*** Exercise material ***

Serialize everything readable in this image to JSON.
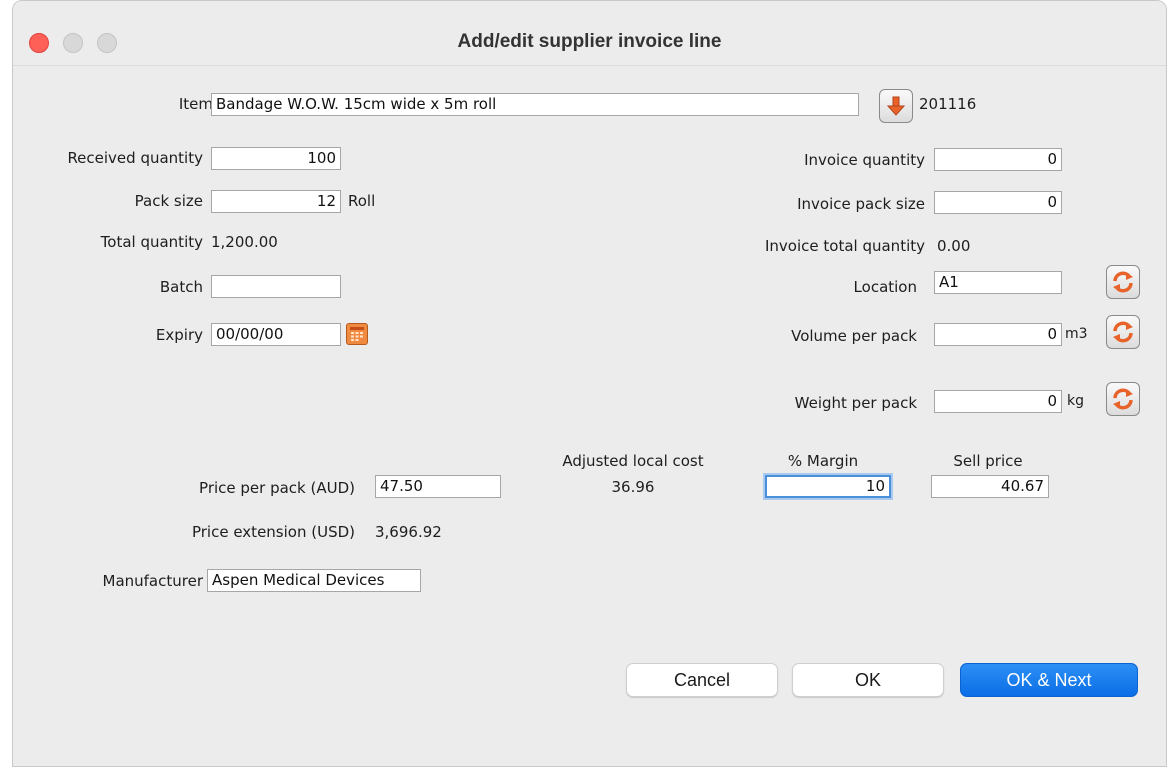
{
  "window": {
    "title": "Add/edit supplier invoice line"
  },
  "item": {
    "label": "Item",
    "value": "Bandage W.O.W. 15cm wide x 5m roll",
    "code": "201116"
  },
  "received_quantity": {
    "label": "Received quantity",
    "value": "100"
  },
  "pack_size": {
    "label": "Pack size",
    "value": "12",
    "unit": "Roll"
  },
  "total_quantity": {
    "label": "Total quantity",
    "value": "1,200.00"
  },
  "batch": {
    "label": "Batch",
    "value": ""
  },
  "expiry": {
    "label": "Expiry",
    "value": "00/00/00"
  },
  "invoice_quantity": {
    "label": "Invoice quantity",
    "value": "0"
  },
  "invoice_pack_size": {
    "label": "Invoice pack size",
    "value": "0"
  },
  "invoice_total_quantity": {
    "label": "Invoice total quantity",
    "value": "0.00"
  },
  "location": {
    "label": "Location",
    "value": "A1"
  },
  "volume_per_pack": {
    "label": "Volume per pack",
    "value": "0",
    "unit": "m3"
  },
  "weight_per_pack": {
    "label": "Weight per pack",
    "value": "0",
    "unit": "kg"
  },
  "price_per_pack": {
    "label": "Price per pack (AUD)",
    "value": "47.50"
  },
  "adjusted_local_cost": {
    "label": "Adjusted local cost",
    "value": "36.96"
  },
  "margin": {
    "label": "% Margin",
    "value": "10"
  },
  "sell_price": {
    "label": "Sell price",
    "value": "40.67"
  },
  "price_extension": {
    "label": "Price extension (USD)",
    "value": "3,696.92"
  },
  "manufacturer": {
    "label": "Manufacturer",
    "value": "Aspen Medical Devices"
  },
  "buttons": {
    "cancel": "Cancel",
    "ok": "OK",
    "ok_next": "OK & Next"
  },
  "colors": {
    "primary": "#0a6ee6",
    "close_light": "#fe5f57",
    "icon_orange": "#e8632a",
    "focus": "#4a90d9"
  }
}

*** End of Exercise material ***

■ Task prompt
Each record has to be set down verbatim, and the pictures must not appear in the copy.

■ Reply
Serialize everything readable in this image to JSON.
{
  "window": {
    "title": "Add/edit supplier invoice line"
  },
  "item": {
    "label": "Item",
    "value": "Bandage W.O.W. 15cm wide x 5m roll",
    "code": "201116"
  },
  "received_quantity": {
    "label": "Received quantity",
    "value": "100"
  },
  "pack_size": {
    "label": "Pack size",
    "value": "12",
    "unit": "Roll"
  },
  "total_quantity": {
    "label": "Total quantity",
    "value": "1,200.00"
  },
  "batch": {
    "label": "Batch",
    "value": ""
  },
  "expiry": {
    "label": "Expiry",
    "value": "00/00/00"
  },
  "invoice_quantity": {
    "label": "Invoice quantity",
    "value": "0"
  },
  "invoice_pack_size": {
    "label": "Invoice pack size",
    "value": "0"
  },
  "invoice_total_quantity": {
    "label": "Invoice total quantity",
    "value": "0.00"
  },
  "location": {
    "label": "Location",
    "value": "A1"
  },
  "volume_per_pack": {
    "label": "Volume per pack",
    "value": "0",
    "unit": "m3"
  },
  "weight_per_pack": {
    "label": "Weight per pack",
    "value": "0",
    "unit": "kg"
  },
  "price_per_pack": {
    "label": "Price per pack (AUD)",
    "value": "47.50"
  },
  "adjusted_local_cost": {
    "label": "Adjusted local cost",
    "value": "36.96"
  },
  "margin": {
    "label": "% Margin",
    "value": "10"
  },
  "sell_price": {
    "label": "Sell price",
    "value": "40.67"
  },
  "price_extension": {
    "label": "Price extension (USD)",
    "value": "3,696.92"
  },
  "manufacturer": {
    "label": "Manufacturer",
    "value": "Aspen Medical Devices"
  },
  "buttons": {
    "cancel": "Cancel",
    "ok": "OK",
    "ok_next": "OK & Next"
  },
  "colors": {
    "primary": "#0a6ee6",
    "close_light": "#fe5f57",
    "icon_orange": "#e8632a",
    "focus": "#4a90d9"
  }
}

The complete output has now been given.